**Directions for this task**: Set down the entries below once more, precisely as they stand.
____
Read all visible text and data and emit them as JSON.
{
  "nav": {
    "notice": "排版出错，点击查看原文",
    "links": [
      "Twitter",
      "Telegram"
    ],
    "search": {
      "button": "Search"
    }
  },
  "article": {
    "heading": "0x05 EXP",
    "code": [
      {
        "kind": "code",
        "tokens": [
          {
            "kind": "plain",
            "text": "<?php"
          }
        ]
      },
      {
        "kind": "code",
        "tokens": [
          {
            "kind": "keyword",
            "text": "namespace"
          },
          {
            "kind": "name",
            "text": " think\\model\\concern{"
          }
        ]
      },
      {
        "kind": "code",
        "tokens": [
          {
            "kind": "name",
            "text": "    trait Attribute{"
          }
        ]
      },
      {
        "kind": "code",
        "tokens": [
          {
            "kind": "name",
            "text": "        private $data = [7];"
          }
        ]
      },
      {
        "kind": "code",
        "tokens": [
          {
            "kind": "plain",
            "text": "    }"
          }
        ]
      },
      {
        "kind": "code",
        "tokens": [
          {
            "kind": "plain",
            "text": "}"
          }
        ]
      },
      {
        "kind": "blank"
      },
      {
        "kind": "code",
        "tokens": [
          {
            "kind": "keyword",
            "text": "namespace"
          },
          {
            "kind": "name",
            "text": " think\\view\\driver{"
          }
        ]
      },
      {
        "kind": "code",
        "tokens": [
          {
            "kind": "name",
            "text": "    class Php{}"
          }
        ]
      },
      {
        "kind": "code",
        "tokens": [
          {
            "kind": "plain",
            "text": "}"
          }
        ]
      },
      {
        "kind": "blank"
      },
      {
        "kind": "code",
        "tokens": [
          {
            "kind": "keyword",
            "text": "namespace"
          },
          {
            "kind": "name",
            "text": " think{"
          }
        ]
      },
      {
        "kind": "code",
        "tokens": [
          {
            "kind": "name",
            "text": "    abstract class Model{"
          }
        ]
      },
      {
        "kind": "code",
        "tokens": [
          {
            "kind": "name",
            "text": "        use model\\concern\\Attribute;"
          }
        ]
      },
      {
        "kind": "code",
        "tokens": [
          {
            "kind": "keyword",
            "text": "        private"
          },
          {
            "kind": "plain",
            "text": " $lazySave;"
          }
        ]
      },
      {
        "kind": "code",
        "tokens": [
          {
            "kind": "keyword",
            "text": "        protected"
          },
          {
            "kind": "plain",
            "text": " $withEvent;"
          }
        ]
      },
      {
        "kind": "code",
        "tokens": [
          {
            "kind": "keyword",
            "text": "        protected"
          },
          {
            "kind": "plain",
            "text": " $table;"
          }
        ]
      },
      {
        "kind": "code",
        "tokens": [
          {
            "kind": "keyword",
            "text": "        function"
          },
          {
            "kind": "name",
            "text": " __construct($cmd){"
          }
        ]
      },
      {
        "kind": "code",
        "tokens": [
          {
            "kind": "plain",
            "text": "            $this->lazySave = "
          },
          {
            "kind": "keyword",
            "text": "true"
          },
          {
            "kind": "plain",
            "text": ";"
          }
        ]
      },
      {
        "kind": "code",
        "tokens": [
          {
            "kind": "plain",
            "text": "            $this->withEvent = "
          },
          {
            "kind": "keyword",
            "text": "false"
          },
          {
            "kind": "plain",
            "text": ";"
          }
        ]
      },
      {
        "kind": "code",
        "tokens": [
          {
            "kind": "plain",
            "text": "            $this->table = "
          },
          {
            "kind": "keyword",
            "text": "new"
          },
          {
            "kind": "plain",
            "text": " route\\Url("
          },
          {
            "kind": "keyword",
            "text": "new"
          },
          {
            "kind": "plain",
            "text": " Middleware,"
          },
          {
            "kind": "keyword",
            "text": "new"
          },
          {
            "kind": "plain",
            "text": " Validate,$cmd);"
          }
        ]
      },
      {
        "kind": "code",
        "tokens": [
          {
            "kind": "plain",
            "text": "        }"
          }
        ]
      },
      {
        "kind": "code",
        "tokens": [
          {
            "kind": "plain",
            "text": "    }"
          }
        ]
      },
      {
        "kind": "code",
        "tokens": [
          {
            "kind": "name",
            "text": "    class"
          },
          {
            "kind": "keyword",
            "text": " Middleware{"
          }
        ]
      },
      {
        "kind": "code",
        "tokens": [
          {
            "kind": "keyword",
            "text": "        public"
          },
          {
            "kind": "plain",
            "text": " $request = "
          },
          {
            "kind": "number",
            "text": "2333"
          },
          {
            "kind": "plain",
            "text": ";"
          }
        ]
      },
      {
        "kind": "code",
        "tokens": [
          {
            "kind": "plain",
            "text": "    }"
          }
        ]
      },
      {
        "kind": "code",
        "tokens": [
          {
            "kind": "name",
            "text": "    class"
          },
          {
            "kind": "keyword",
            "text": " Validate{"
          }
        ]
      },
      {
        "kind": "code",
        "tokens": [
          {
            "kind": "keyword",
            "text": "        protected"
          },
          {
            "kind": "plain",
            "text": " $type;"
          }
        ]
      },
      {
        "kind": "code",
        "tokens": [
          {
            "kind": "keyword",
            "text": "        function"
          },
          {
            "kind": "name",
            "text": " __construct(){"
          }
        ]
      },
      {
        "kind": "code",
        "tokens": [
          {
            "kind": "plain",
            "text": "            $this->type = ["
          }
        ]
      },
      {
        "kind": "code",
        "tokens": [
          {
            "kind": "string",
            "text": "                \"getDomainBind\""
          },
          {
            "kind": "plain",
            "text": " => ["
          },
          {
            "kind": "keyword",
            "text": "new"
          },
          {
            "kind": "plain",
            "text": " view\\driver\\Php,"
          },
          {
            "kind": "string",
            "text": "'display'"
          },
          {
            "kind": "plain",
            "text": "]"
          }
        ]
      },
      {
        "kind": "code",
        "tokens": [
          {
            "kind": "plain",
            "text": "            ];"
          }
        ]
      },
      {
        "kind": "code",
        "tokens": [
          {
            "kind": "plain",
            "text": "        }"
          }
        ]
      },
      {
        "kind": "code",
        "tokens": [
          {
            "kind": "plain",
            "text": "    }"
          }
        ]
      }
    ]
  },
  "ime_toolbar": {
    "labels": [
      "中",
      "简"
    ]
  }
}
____
**Exercise solution**:
Read all visible text and data and emit them as JSON.
{
  "nav": {
    "notice": "排版出错，点击查看原文",
    "links": [
      "Twitter",
      "Telegram"
    ],
    "search": {
      "button": "Search"
    }
  },
  "article": {
    "heading": "0x05 EXP",
    "code": [
      {
        "kind": "code",
        "tokens": [
          {
            "kind": "plain",
            "text": "<?php"
          }
        ]
      },
      {
        "kind": "code",
        "tokens": [
          {
            "kind": "keyword",
            "text": "namespace"
          },
          {
            "kind": "name",
            "text": " think\\model\\concern{"
          }
        ]
      },
      {
        "kind": "code",
        "tokens": [
          {
            "kind": "name",
            "text": "    trait Attribute{"
          }
        ]
      },
      {
        "kind": "code",
        "tokens": [
          {
            "kind": "name",
            "text": "        private $data = [7];"
          }
        ]
      },
      {
        "kind": "code",
        "tokens": [
          {
            "kind": "plain",
            "text": "    }"
          }
        ]
      },
      {
        "kind": "code",
        "tokens": [
          {
            "kind": "plain",
            "text": "}"
          }
        ]
      },
      {
        "kind": "blank"
      },
      {
        "kind": "code",
        "tokens": [
          {
            "kind": "keyword",
            "text": "namespace"
          },
          {
            "kind": "name",
            "text": " think\\view\\driver{"
          }
        ]
      },
      {
        "kind": "code",
        "tokens": [
          {
            "kind": "name",
            "text": "    class Php{}"
          }
        ]
      },
      {
        "kind": "code",
        "tokens": [
          {
            "kind": "plain",
            "text": "}"
          }
        ]
      },
      {
        "kind": "blank"
      },
      {
        "kind": "code",
        "tokens": [
          {
            "kind": "keyword",
            "text": "namespace"
          },
          {
            "kind": "name",
            "text": " think{"
          }
        ]
      },
      {
        "kind": "code",
        "tokens": [
          {
            "kind": "name",
            "text": "    abstract class Model{"
          }
        ]
      },
      {
        "kind": "code",
        "tokens": [
          {
            "kind": "name",
            "text": "        use model\\concern\\Attribute;"
          }
        ]
      },
      {
        "kind": "code",
        "tokens": [
          {
            "kind": "keyword",
            "text": "        private"
          },
          {
            "kind": "plain",
            "text": " $lazySave;"
          }
        ]
      },
      {
        "kind": "code",
        "tokens": [
          {
            "kind": "keyword",
            "text": "        protected"
          },
          {
            "kind": "plain",
            "text": " $withEvent;"
          }
        ]
      },
      {
        "kind": "code",
        "tokens": [
          {
            "kind": "keyword",
            "text": "        protected"
          },
          {
            "kind": "plain",
            "text": " $table;"
          }
        ]
      },
      {
        "kind": "code",
        "tokens": [
          {
            "kind": "keyword",
            "text": "        function"
          },
          {
            "kind": "name",
            "text": " __construct($cmd){"
          }
        ]
      },
      {
        "kind": "code",
        "tokens": [
          {
            "kind": "plain",
            "text": "            $this->lazySave = "
          },
          {
            "kind": "keyword",
            "text": "true"
          },
          {
            "kind": "plain",
            "text": ";"
          }
        ]
      },
      {
        "kind": "code",
        "tokens": [
          {
            "kind": "plain",
            "text": "            $this->withEvent = "
          },
          {
            "kind": "keyword",
            "text": "false"
          },
          {
            "kind": "plain",
            "text": ";"
          }
        ]
      },
      {
        "kind": "code",
        "tokens": [
          {
            "kind": "plain",
            "text": "            $this->table = "
          },
          {
            "kind": "keyword",
            "text": "new"
          },
          {
            "kind": "plain",
            "text": " route\\Url("
          },
          {
            "kind": "keyword",
            "text": "new"
          },
          {
            "kind": "plain",
            "text": " Middleware,"
          },
          {
            "kind": "keyword",
            "text": "new"
          },
          {
            "kind": "plain",
            "text": " Validate,$cmd);"
          }
        ]
      },
      {
        "kind": "code",
        "tokens": [
          {
            "kind": "plain",
            "text": "        }"
          }
        ]
      },
      {
        "kind": "code",
        "tokens": [
          {
            "kind": "plain",
            "text": "    }"
          }
        ]
      },
      {
        "kind": "code",
        "tokens": [
          {
            "kind": "name",
            "text": "    class"
          },
          {
            "kind": "keyword",
            "text": " Middleware{"
          }
        ]
      },
      {
        "kind": "code",
        "tokens": [
          {
            "kind": "keyword",
            "text": "        public"
          },
          {
            "kind": "plain",
            "text": " $request = "
          },
          {
            "kind": "number",
            "text": "2333"
          },
          {
            "kind": "plain",
            "text": ";"
          }
        ]
      },
      {
        "kind": "code",
        "tokens": [
          {
            "kind": "plain",
            "text": "    }"
          }
        ]
      },
      {
        "kind": "code",
        "tokens": [
          {
            "kind": "name",
            "text": "    class"
          },
          {
            "kind": "keyword",
            "text": " Validate{"
          }
        ]
      },
      {
        "kind": "code",
        "tokens": [
          {
            "kind": "keyword",
            "text": "        protected"
          },
          {
            "kind": "plain",
            "text": " $type;"
          }
        ]
      },
      {
        "kind": "code",
        "tokens": [
          {
            "kind": "keyword",
            "text": "        function"
          },
          {
            "kind": "name",
            "text": " __construct(){"
          }
        ]
      },
      {
        "kind": "code",
        "tokens": [
          {
            "kind": "plain",
            "text": "            $this->type = ["
          }
        ]
      },
      {
        "kind": "code",
        "tokens": [
          {
            "kind": "string",
            "text": "                \"getDomainBind\""
          },
          {
            "kind": "plain",
            "text": " => ["
          },
          {
            "kind": "keyword",
            "text": "new"
          },
          {
            "kind": "plain",
            "text": " view\\driver\\Php,"
          },
          {
            "kind": "string",
            "text": "'display'"
          },
          {
            "kind": "plain",
            "text": "]"
          }
        ]
      },
      {
        "kind": "code",
        "tokens": [
          {
            "kind": "plain",
            "text": "            ];"
          }
        ]
      },
      {
        "kind": "code",
        "tokens": [
          {
            "kind": "plain",
            "text": "        }"
          }
        ]
      },
      {
        "kind": "code",
        "tokens": [
          {
            "kind": "plain",
            "text": "    }"
          }
        ]
      }
    ]
  },
  "ime_toolbar": {
    "labels": [
      "中",
      "简"
    ]
  }
}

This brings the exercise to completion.